Opposition Members were in complete control of today's timetable yet, on clause 1, they spoke for one hour, 37 minutes, with no vote. They chose to discuss all the clauses in the Bill. If they knew that they needed to spend a long time on each one, why did they nominate all of them for debate?
The Bill is still amendable. When I moved the timetable motion earlier, I said that I would use my best endeavours to ensure that there was a proper debate on its provisions. However, I can only act in good faith, and it was in good faith that I made an agreement with Mr. Flight, and transferred two schedules planned for debate on the Floor of the House into Committee. In good faith, we discussed the two days scheduled for debate through the usual channels. In good faith we agreed that timetable, as the record shows, in two minutes with no Division—that is how the Opposition parties dealt with this matter. What else can I do, Sir Michael, but act in good faith if Opposition Members bring the House into disrepute?
No, I have heard enough from Members on both sides of the House to deal with the point of order.
I understand Members' concern about the time allowed for debate today but, given the programme motion, which was agreed by the whole House earlier today, the Committee has no alternative but to conclude the proceedings as set out in the Order Paper and I, as the Chair, have no alternative but to obey the wishes of the House. Let us now move on.
On a point of order, Sir Michael. There are now four clauses and three schedules that have not been debated. That leaves this House with only one way to show its disapproval of this action—to vote against the proposals because we have not considered them. Last night, when this happened during Northern Ireland business, there was a programme motion and every clause was voted against. I understand from the Clerks that tonight, by rigging the wording of a programme motion, the Government are going to try to deny us the right to express a view on those four clauses and three schedules by insisting that they be rolled up and voted on en bloc. Is that not an even worse abuse of democracy?
I have to say to the hon. Gentleman that last night's business was guillotined, which is different from today's business. The matter that we are dealing with is provided for in the Sessional Order relating to Bills that are programmed. The two are dealt with in different ways.
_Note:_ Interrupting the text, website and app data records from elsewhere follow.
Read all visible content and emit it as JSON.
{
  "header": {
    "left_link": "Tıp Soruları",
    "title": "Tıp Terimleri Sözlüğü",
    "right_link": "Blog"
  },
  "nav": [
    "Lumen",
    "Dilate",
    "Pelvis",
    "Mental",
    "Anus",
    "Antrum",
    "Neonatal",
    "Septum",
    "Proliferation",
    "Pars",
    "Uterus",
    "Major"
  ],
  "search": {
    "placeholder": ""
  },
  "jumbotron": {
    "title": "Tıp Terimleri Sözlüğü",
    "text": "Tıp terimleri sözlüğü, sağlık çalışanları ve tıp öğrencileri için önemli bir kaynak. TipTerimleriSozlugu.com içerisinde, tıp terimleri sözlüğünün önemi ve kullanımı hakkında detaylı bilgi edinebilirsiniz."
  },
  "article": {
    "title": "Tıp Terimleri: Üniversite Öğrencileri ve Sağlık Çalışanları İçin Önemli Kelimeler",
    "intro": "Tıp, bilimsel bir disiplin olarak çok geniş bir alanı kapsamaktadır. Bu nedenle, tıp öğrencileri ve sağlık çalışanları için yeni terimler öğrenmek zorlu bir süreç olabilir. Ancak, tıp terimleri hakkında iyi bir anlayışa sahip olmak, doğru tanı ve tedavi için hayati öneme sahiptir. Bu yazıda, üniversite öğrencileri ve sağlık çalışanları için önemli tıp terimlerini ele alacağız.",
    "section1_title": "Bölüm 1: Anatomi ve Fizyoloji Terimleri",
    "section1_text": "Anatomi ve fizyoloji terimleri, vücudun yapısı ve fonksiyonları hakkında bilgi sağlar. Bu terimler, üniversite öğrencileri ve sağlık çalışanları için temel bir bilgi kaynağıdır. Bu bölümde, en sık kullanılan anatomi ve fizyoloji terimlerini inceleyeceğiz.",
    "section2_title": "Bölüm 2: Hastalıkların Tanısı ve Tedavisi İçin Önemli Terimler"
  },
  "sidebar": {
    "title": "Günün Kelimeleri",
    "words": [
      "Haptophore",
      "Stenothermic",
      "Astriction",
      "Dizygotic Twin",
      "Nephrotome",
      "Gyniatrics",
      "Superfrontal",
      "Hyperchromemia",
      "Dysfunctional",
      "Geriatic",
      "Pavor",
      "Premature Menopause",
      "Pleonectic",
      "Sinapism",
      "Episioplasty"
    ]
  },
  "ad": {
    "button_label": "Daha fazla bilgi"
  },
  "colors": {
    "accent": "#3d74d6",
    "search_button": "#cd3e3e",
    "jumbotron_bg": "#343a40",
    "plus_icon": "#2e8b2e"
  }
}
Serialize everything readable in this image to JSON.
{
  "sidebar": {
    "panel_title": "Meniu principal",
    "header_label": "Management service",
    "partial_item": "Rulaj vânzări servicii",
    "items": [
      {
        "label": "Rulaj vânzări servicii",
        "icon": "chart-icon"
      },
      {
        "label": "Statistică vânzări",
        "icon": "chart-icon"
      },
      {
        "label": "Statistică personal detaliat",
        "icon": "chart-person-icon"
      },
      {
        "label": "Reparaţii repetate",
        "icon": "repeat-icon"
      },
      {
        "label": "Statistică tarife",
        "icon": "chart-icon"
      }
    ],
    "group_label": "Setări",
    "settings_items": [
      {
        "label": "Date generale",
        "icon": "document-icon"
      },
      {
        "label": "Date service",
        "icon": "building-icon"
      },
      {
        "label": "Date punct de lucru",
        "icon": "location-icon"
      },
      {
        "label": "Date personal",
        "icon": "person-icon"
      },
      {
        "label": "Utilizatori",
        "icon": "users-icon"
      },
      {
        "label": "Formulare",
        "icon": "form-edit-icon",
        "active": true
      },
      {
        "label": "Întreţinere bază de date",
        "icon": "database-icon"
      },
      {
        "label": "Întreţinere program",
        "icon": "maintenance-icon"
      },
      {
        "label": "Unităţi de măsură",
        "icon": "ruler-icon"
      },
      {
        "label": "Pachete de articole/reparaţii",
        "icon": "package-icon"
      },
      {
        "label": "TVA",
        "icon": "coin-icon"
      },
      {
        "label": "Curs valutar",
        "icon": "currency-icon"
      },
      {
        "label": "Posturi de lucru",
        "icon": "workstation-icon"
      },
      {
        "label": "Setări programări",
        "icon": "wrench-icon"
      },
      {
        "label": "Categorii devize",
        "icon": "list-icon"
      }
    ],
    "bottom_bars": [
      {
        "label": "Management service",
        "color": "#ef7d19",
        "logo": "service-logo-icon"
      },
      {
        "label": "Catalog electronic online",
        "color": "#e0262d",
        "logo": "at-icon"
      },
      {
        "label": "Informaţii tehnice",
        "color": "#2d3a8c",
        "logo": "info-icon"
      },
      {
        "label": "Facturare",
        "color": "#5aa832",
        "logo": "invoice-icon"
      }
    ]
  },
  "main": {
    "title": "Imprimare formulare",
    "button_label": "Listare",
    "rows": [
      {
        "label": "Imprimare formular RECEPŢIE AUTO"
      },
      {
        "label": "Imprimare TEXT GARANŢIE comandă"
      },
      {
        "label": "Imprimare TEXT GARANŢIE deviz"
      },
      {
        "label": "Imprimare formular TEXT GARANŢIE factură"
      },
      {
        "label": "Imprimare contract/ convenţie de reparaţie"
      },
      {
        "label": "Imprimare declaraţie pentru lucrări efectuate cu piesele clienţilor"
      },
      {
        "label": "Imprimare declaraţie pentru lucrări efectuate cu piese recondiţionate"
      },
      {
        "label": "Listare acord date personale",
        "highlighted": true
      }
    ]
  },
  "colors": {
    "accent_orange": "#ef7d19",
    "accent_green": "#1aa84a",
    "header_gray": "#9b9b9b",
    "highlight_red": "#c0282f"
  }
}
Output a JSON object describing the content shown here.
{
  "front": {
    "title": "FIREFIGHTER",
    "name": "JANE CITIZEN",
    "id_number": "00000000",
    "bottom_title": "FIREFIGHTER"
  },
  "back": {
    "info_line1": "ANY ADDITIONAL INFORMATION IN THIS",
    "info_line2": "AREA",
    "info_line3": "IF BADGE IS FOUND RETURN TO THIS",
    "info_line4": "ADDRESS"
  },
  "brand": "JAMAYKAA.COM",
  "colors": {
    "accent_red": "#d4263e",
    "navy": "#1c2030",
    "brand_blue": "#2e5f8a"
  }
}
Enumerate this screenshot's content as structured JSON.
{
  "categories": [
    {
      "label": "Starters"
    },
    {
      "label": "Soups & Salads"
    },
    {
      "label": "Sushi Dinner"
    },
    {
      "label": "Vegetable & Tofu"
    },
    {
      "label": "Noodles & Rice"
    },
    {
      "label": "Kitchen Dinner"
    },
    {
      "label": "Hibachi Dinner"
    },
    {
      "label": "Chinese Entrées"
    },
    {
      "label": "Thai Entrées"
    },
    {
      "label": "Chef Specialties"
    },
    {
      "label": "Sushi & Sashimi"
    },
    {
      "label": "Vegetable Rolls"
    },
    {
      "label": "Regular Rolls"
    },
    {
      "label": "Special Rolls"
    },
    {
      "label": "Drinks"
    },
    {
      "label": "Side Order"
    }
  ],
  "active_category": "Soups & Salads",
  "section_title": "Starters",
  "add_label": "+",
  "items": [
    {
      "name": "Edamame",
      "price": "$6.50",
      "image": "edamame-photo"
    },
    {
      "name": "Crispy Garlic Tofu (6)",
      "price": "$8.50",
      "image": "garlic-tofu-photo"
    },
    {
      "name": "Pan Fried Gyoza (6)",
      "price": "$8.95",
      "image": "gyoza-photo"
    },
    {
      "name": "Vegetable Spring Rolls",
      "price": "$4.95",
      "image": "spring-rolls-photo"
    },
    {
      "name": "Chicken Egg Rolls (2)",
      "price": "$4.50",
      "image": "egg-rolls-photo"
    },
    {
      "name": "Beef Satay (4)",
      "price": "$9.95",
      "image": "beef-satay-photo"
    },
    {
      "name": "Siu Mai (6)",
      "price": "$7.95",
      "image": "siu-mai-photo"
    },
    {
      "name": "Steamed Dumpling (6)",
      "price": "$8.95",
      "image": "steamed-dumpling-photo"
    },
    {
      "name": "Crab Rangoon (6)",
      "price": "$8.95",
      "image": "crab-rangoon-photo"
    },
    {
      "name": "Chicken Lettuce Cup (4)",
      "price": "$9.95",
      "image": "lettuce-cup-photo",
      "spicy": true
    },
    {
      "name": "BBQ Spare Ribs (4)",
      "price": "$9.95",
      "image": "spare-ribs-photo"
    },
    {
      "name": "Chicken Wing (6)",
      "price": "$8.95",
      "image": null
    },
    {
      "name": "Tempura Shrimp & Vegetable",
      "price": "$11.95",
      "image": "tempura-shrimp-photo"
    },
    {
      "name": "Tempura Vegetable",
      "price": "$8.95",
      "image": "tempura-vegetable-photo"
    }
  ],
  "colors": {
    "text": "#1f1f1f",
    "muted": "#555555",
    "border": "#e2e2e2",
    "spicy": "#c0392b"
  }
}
It being more than six and a half hours after the commencement of proceedings on the programme motion, The Second Deputy Chairman of Ways and Means, pursuant to Order [this day], proceeded to put forthwith the Questions necessary for the disposal of the business to be concluded at that hour.